### Requirement
Scan the records for lines with the word "Moodle", and copy every such line.

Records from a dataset
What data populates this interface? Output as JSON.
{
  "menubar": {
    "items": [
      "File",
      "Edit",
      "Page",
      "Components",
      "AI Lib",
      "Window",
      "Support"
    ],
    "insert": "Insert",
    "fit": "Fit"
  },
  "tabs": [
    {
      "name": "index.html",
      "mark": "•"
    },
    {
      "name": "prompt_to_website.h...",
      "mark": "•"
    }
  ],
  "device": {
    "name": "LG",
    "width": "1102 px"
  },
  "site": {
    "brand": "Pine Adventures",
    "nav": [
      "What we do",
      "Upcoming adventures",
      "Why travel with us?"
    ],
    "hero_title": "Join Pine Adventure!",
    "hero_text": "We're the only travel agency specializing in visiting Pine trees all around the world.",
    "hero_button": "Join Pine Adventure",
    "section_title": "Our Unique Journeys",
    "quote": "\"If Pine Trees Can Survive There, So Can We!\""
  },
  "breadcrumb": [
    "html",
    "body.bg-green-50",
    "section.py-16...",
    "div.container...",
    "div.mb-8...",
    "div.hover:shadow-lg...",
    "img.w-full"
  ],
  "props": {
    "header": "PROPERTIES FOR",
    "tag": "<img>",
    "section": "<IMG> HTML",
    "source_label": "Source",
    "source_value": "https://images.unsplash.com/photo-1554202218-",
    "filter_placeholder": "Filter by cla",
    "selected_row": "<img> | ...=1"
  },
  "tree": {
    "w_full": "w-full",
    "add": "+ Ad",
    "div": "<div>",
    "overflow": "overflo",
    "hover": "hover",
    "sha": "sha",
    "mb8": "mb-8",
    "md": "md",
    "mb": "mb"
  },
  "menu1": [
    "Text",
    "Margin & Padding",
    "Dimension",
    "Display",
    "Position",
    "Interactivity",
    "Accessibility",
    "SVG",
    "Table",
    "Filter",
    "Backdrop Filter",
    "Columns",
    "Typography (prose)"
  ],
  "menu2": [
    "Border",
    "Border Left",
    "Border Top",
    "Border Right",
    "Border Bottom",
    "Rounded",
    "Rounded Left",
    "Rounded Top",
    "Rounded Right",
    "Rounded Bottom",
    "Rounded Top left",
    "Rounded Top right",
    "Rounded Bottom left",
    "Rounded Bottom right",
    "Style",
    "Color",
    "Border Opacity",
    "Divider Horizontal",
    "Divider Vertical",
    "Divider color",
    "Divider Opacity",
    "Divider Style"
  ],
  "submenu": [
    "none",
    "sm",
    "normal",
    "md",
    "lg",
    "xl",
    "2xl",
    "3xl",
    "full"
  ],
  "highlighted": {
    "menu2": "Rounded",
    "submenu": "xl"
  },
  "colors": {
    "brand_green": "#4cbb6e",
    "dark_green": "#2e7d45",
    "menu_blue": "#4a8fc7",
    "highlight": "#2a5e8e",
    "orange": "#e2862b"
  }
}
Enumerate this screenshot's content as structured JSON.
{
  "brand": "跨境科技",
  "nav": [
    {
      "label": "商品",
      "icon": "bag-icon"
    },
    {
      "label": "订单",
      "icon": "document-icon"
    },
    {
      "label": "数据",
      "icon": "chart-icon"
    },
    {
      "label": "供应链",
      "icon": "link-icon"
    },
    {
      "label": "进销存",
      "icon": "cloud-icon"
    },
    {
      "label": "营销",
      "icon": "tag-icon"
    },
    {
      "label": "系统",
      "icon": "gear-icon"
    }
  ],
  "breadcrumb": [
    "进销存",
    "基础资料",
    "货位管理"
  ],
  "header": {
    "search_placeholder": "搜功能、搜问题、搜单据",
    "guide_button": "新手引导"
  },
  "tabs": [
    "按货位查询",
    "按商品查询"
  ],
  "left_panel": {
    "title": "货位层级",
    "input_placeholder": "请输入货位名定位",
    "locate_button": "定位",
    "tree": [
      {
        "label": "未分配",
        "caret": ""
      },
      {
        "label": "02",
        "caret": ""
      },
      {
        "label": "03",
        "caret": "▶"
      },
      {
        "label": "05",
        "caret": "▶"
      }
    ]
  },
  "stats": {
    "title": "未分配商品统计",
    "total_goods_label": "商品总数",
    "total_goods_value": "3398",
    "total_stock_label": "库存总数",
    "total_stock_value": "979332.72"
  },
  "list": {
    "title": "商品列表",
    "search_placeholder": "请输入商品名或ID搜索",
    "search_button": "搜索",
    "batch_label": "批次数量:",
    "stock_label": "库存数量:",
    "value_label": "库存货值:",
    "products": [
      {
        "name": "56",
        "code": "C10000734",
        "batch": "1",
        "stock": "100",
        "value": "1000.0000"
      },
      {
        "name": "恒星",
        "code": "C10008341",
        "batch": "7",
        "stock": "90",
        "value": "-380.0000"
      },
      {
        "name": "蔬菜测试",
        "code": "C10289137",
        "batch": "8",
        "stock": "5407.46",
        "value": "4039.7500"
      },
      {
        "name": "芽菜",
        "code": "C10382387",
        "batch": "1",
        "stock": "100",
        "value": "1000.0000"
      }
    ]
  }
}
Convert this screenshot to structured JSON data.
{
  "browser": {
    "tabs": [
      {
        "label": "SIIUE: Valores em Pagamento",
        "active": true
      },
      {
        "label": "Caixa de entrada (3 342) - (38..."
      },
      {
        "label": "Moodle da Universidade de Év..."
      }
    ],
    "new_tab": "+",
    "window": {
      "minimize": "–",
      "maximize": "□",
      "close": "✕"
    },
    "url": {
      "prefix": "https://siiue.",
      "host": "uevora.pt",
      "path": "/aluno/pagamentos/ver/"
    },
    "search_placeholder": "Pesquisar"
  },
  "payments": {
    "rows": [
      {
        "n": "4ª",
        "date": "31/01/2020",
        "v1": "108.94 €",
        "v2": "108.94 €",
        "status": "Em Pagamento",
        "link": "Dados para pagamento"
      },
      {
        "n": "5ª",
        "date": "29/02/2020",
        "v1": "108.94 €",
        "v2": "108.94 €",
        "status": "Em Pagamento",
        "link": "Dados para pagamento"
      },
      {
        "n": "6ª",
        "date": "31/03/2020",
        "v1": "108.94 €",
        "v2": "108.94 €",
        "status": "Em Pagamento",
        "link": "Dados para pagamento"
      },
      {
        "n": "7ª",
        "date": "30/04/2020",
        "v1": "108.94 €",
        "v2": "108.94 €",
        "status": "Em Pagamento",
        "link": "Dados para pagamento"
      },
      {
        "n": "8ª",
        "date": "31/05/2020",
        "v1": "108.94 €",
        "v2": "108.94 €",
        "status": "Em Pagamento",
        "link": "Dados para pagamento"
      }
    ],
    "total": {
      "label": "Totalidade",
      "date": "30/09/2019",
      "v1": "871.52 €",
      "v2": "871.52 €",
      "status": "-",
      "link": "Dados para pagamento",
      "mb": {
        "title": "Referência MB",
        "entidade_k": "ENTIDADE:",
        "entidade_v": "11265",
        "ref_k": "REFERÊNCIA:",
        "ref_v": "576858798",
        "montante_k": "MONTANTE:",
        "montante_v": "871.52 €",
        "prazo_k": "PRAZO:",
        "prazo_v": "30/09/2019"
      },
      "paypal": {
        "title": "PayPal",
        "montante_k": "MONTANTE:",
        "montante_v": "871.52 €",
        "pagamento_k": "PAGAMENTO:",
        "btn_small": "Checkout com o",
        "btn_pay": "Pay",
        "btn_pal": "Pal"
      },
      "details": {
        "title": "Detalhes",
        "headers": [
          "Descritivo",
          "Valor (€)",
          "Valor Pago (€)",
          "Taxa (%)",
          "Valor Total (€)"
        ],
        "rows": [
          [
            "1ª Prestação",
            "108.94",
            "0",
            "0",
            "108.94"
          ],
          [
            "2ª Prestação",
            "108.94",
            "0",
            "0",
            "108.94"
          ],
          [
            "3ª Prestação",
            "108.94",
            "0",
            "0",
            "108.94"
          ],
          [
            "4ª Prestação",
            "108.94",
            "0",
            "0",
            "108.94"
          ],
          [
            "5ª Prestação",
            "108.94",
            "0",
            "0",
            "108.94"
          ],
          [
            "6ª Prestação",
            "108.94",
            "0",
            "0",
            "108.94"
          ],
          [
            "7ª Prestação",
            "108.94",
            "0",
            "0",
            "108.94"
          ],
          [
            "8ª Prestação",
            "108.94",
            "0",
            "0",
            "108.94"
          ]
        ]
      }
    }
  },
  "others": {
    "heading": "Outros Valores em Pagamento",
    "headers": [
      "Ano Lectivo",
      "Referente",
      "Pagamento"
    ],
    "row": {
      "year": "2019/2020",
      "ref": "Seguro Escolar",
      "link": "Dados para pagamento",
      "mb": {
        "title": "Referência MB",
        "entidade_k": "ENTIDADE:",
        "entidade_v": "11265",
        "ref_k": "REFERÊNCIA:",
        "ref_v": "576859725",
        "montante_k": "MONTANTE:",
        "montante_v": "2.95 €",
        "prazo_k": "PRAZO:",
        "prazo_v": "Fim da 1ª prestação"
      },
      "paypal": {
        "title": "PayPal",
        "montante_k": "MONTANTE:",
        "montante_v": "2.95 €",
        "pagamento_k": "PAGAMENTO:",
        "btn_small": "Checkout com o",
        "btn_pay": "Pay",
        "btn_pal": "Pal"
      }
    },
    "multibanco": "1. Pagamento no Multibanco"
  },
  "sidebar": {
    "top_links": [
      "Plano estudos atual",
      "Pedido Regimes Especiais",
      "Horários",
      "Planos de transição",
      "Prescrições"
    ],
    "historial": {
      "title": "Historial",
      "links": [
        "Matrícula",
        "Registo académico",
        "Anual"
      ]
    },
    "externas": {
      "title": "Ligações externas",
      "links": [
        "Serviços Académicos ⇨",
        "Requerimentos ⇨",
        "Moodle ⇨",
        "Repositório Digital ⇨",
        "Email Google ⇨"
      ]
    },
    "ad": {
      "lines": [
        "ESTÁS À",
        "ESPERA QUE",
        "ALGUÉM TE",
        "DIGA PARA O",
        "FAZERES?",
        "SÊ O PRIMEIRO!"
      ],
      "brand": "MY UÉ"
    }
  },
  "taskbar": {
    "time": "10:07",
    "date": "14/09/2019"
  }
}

### Solution to this exercise
        "label": "Moodle da Universidade de Év..."
        "Moodle ⇨",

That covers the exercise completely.